Excerpts from an interface dataset
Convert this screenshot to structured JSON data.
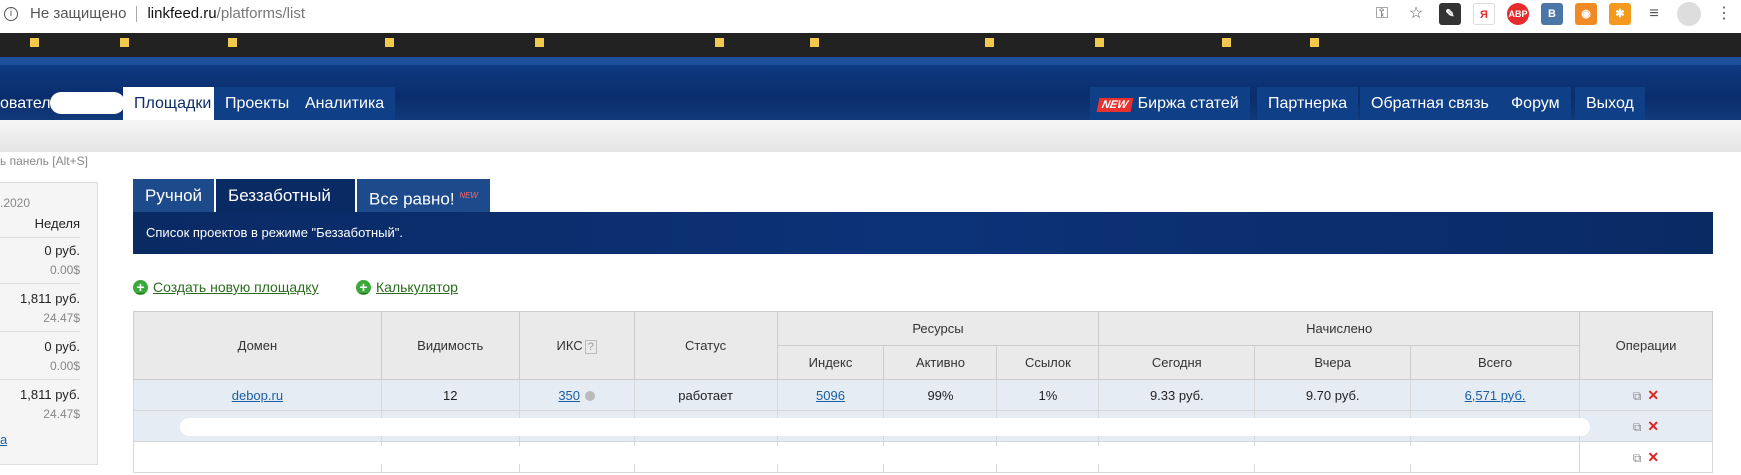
{
  "browser": {
    "insecure_label": "Не защищено",
    "url_host": "linkfeed.ru",
    "url_path": "/platforms/list",
    "extensions": [
      {
        "name": "pen-extension",
        "text": "",
        "color": "#333333"
      },
      {
        "name": "yandex-extension",
        "text": "Я",
        "color": "#ffffff"
      },
      {
        "name": "abp-extension",
        "text": "ABP",
        "color": "#e52b2b"
      },
      {
        "name": "vk-extension",
        "text": "B",
        "color": "#4a76a8"
      },
      {
        "name": "rss-extension",
        "text": "",
        "color": "#f08a24"
      },
      {
        "name": "ok-extension",
        "text": "",
        "color": "#f39a1e"
      }
    ]
  },
  "nav": {
    "user_partial": "ователь",
    "items": [
      "Площадки",
      "Проекты",
      "Аналитика"
    ],
    "right_items": [
      "Биржа статей",
      "Партнерка",
      "Обратная связь",
      "Форум",
      "Выход"
    ],
    "new_badge": "NEW"
  },
  "left": {
    "hint": "ь панель [Alt+S]",
    "date": ".2020",
    "week_label": "Неделя",
    "values": [
      {
        "rub": "0 руб.",
        "usd": "0.00$"
      },
      {
        "rub": "1,811 руб.",
        "usd": "24.47$"
      },
      {
        "rub": "0 руб.",
        "usd": "0.00$"
      },
      {
        "rub": "1,811 руб.",
        "usd": "24.47$"
      }
    ],
    "link": "а"
  },
  "tabs": [
    {
      "label": "Ручной",
      "sup": ""
    },
    {
      "label": "Беззаботный",
      "sup": ""
    },
    {
      "label": "Все равно!",
      "sup": "NEW"
    }
  ],
  "banner": "Список проектов в режиме \"Беззаботный\".",
  "actions": {
    "create": "Создать новую площадку",
    "calculator": "Калькулятор"
  },
  "table": {
    "headers": {
      "domain": "Домен",
      "visibility": "Видимость",
      "iks": "ИКС",
      "iks_help": "?",
      "status": "Статус",
      "resources": "Ресурсы",
      "accrued": "Начислено",
      "operations": "Операции",
      "index": "Индекс",
      "active": "Активно",
      "links": "Ссылок",
      "today": "Сегодня",
      "yesterday": "Вчера",
      "total": "Всего"
    },
    "rows": [
      {
        "domain": "debop.ru",
        "visibility": "12",
        "iks": "350",
        "status": "работает",
        "index": "5096",
        "active": "99%",
        "links": "1%",
        "today": "9.33 руб.",
        "yesterday": "9.70 руб.",
        "total": "6,571 руб."
      },
      {
        "domain": "",
        "visibility": "",
        "iks": "",
        "status": "",
        "index": "",
        "active": "",
        "links": "",
        "today": "",
        "yesterday": "",
        "total": ""
      },
      {
        "domain": "",
        "visibility": "",
        "iks": "",
        "status": "",
        "index": "",
        "active": "",
        "links": "",
        "today": "",
        "yesterday": "",
        "total": ""
      }
    ]
  }
}
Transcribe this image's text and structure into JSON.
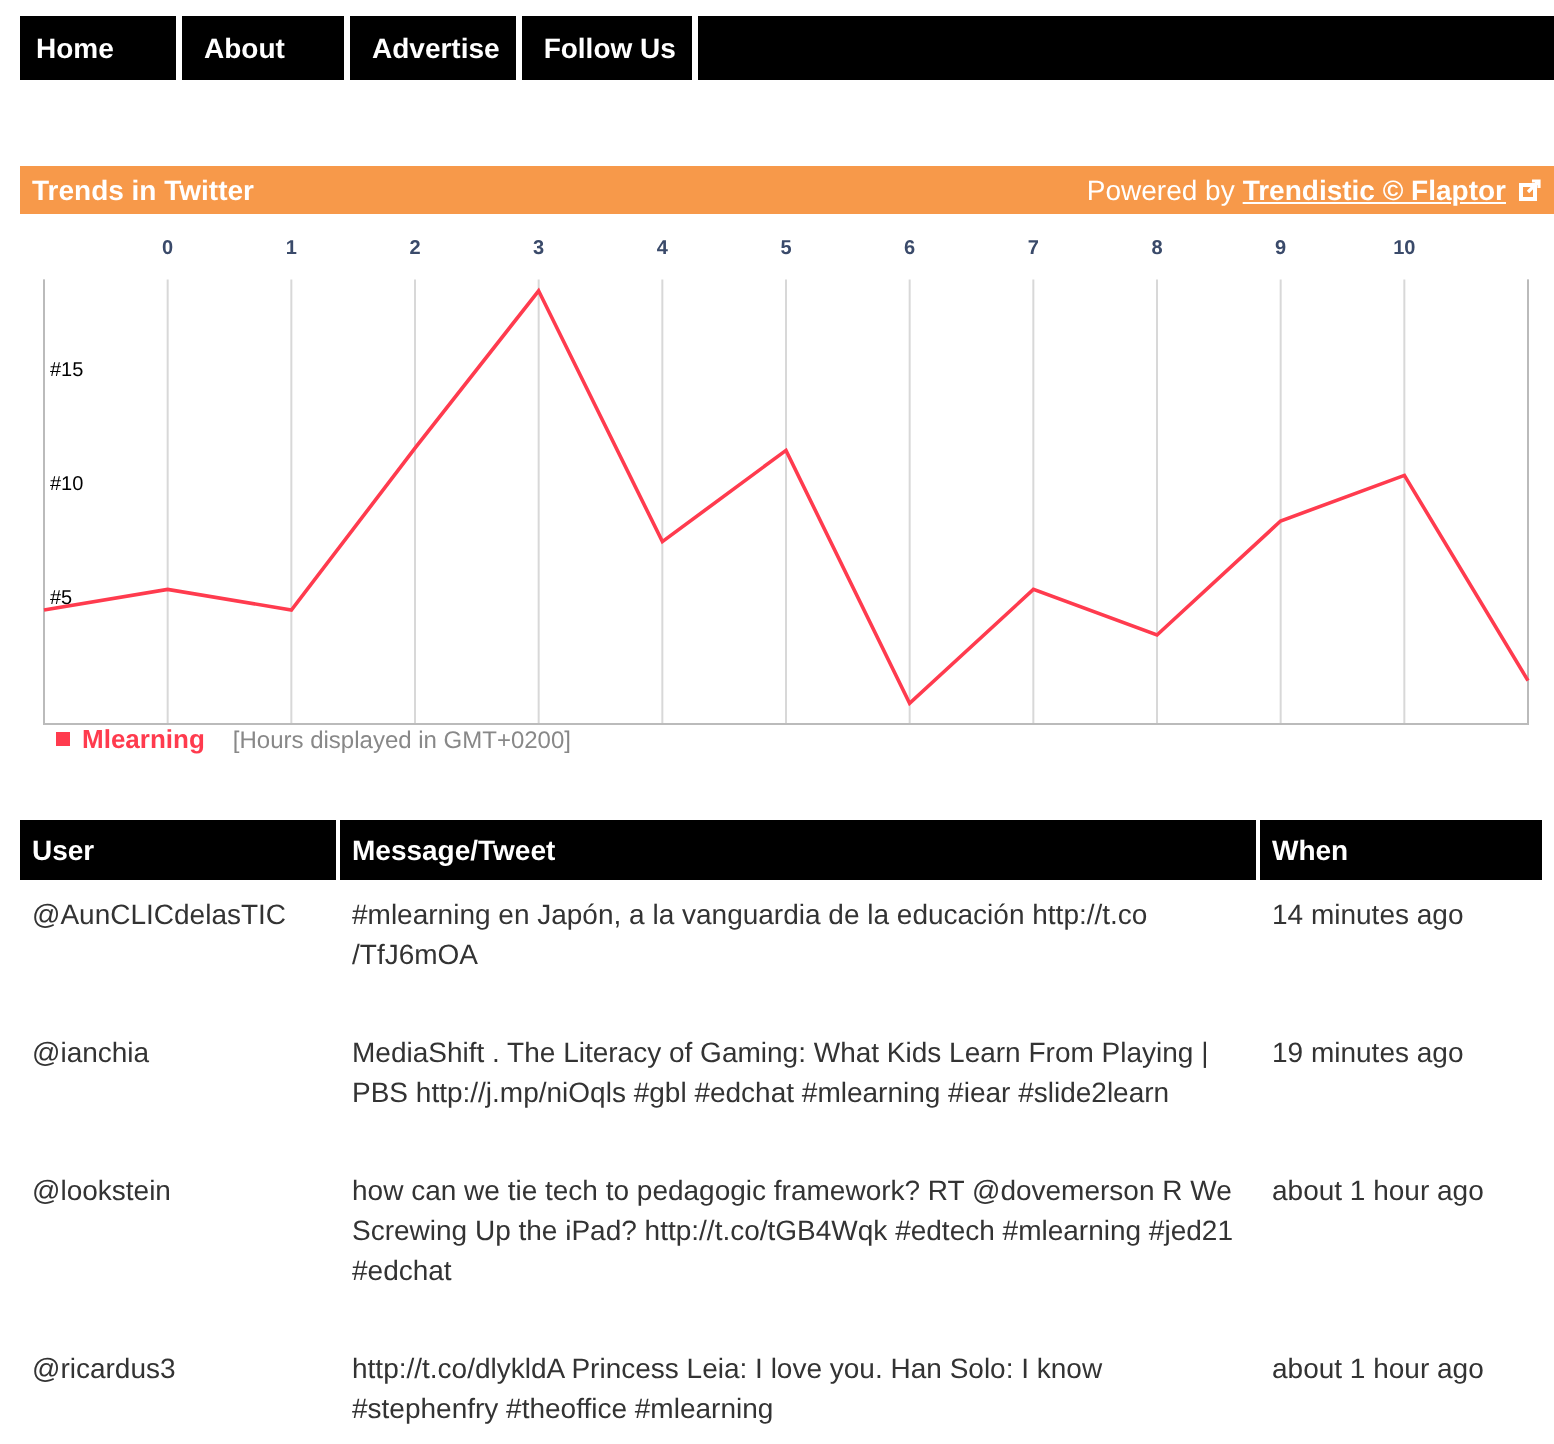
{
  "nav": [
    {
      "label": "Home"
    },
    {
      "label": "About"
    },
    {
      "label": "Advertise"
    },
    {
      "label": "Follow Us"
    }
  ],
  "trends": {
    "title": "Trends in Twitter",
    "powered_prefix": "Powered by",
    "powered_link": "Trendistic © Flaptor",
    "chart_data": {
      "type": "line",
      "x": [
        -1,
        0,
        1,
        2,
        3,
        4,
        5,
        6,
        7,
        8,
        9,
        10,
        11
      ],
      "grid": true,
      "xlim": [
        -1,
        11
      ],
      "ylim": [
        -0.5,
        19
      ],
      "xticks": [
        0,
        1,
        2,
        3,
        4,
        5,
        6,
        7,
        8,
        9,
        10
      ],
      "yticks": [
        {
          "value": 5,
          "label": "#5"
        },
        {
          "value": 10,
          "label": "#10"
        },
        {
          "value": 15,
          "label": "#15"
        }
      ],
      "series": [
        {
          "name": "Mlearning",
          "color": "#ff3b4e",
          "values": [
            4.5,
            5.4,
            4.5,
            11.6,
            18.5,
            7.5,
            11.5,
            0.4,
            5.4,
            3.4,
            8.4,
            10.4,
            1.4
          ]
        }
      ]
    },
    "note": "[Hours displayed in GMT+0200]"
  },
  "table": {
    "columns": [
      "User",
      "Message/Tweet",
      "When"
    ],
    "rows": [
      {
        "user": "@AunCLICdelasTIC",
        "message": "#mlearning en Japón, a la vanguardia de la educación http://t.co /TfJ6mOA",
        "when": "14 minutes ago"
      },
      {
        "user": "@ianchia",
        "message": "MediaShift . The Literacy of Gaming: What Kids Learn From Playing | PBS http://j.mp/niOqls #gbl #edchat #mlearning #iear #slide2learn",
        "when": "19 minutes ago"
      },
      {
        "user": "@lookstein",
        "message": "how can we tie tech to pedagogic framework? RT @dovemerson R We Screwing Up the iPad? http://t.co/tGB4Wqk #edtech #mlearning #jed21 #edchat",
        "when": "about 1 hour ago"
      },
      {
        "user": "@ricardus3",
        "message": "http://t.co/dlykldA Princess Leia: I love you. Han Solo: I know #stephenfry #theoffice #mlearning",
        "when": "about 1 hour ago"
      }
    ]
  }
}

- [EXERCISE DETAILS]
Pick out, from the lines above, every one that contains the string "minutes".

- [SOLUTION FOR THIS EXERCISE]
        "when": "14 minutes ago"
        "when": "19 minutes ago"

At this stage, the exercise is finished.